Pest fish in Lake Rotopiko (Serpentine) near Ohaupo will get the shock of their lives later this month.

Environment Waikato and the Department of Conservation are going fishing with an electrofishing boat to remove populations of rudd and other pest fish such as goldfish and catfish, which are damaging aquatic vegetation by grazing in the Waikato’s shallow lakes.

The ‘e-boat’, recently purchased by Waikato University, sends an electric shock into the water to stun fish, which are then scooped up, measured and weighed and the pest fish removed while native fish are returned to the water unharmed.

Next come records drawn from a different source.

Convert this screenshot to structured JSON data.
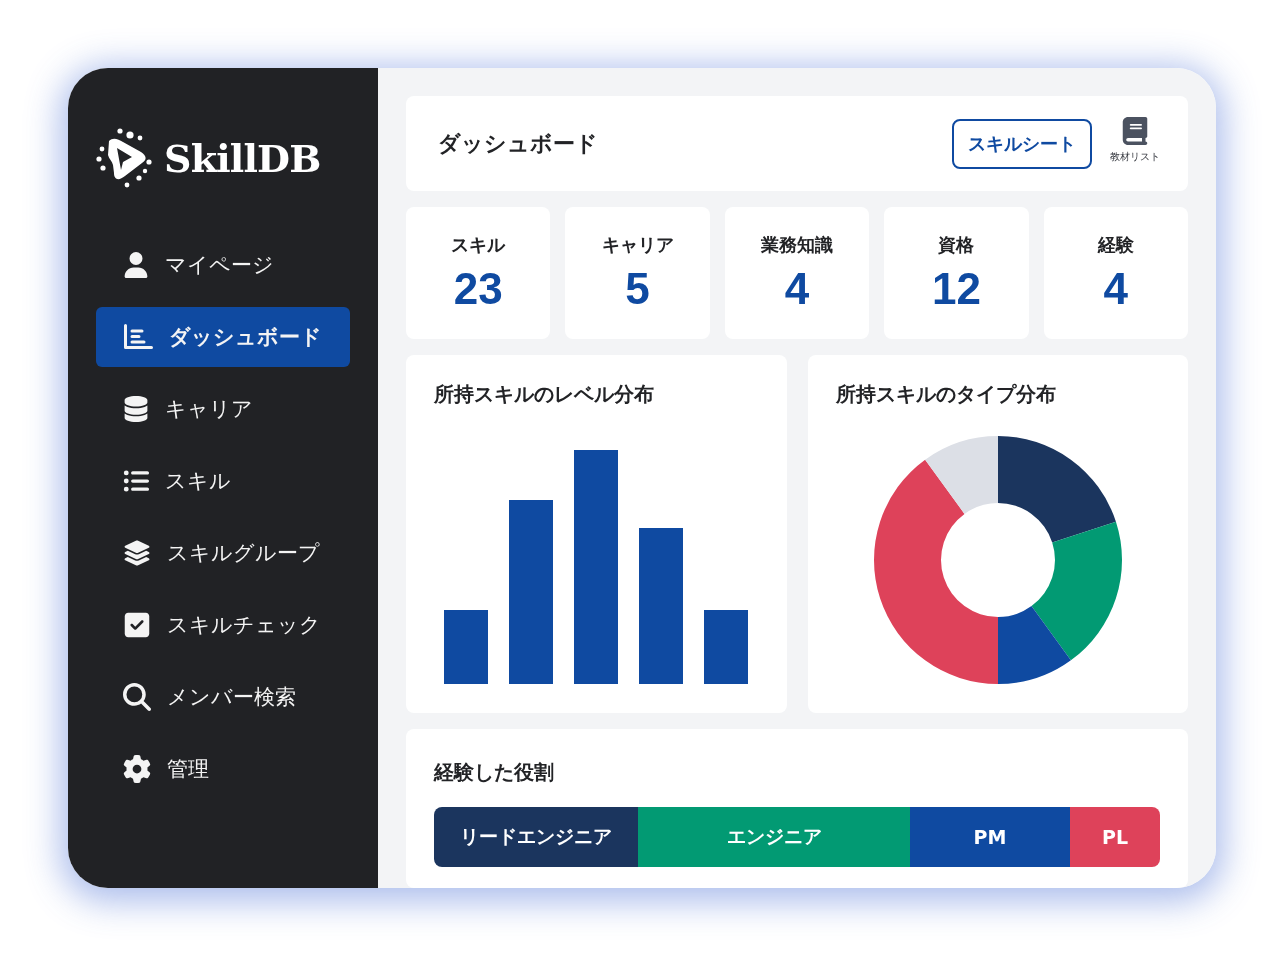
{
  "sidebar": {
    "logo": "SkillDB",
    "items": [
      {
        "label": "マイページ",
        "selected": false
      },
      {
        "label": "ダッシュボード",
        "selected": true
      },
      {
        "label": "キャリア",
        "selected": false
      },
      {
        "label": "スキル",
        "selected": false
      },
      {
        "label": "スキルグループ",
        "selected": false
      },
      {
        "label": "スキルチェック",
        "selected": false
      },
      {
        "label": "メンバー検索",
        "selected": false
      },
      {
        "label": "管理",
        "selected": false
      }
    ]
  },
  "header": {
    "title": "ダッシュボード",
    "skill_sheet_button": "スキルシート",
    "materials_button": "教材リスト"
  },
  "stats": [
    {
      "label": "スキル",
      "value": "23"
    },
    {
      "label": "キャリア",
      "value": "5"
    },
    {
      "label": "業務知識",
      "value": "4"
    },
    {
      "label": "資格",
      "value": "12"
    },
    {
      "label": "経験",
      "value": "4"
    }
  ],
  "level_chart": {
    "title": "所持スキルのレベル分布"
  },
  "type_chart": {
    "title": "所持スキルのタイプ分布"
  },
  "roles": {
    "title": "経験した役割",
    "segments": [
      {
        "label": "リードエンジニア",
        "color": "#1b355e"
      },
      {
        "label": "エンジニア",
        "color": "#029a73"
      },
      {
        "label": "PM",
        "color": "#0f4aa1"
      },
      {
        "label": "PL",
        "color": "#de425a"
      }
    ]
  }
}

It will be the first time the e-boat has been used commercially in New Zealand and the operation is planned to capture fish which have avoided nets used in previous fishing operations. The e-boat will be lifted into the water and transferred between the two sections of the lake by helicopter.

Freshwater scientist Grant Barnes said the electro method, which had been used in Australia and the United States, is another tool available in the fight against pest fish.

A full census of fish populations in the two lakes is being done to assess the success of previous netting operations. The team hopes not to catch many rudd, confirming the success of earlier control work.

The Council has been working with the Department of Conservation to remove rudd from the lakes for the past two years using mist nets, and fish numbers are declining. Rudd are a threat to significant native plant communities which are rapidly declining in shallow lakes in the North Island.

Major fishing operations had been undertaken, with staff using gill nets to remove about 700 fish in the pre-spawning stage in September 2001, and another 300 fish following spawning in March last year. No large fish were caught, indicating that the majority of breeding stock was removed, he said.

The Waikato Region has almost 100 small shallow lakes. Apart from a few lakes in native forest catchments, most are affected by vegetation clearing and land use practices. Many have been invaded by plant and animal pests, have poor water quality and fewer native fish and plants.

Fewer than 10 percent still have aquatic vegetation and only five are in their natural state, so it is important to protect the few that remain, he said.

“If this is successful in New Zealand, the e-boat offers another 'tool' to control pest fish. This is good news for lakes and waterways and bad news for those pest fish that threaten our Region's special areas.”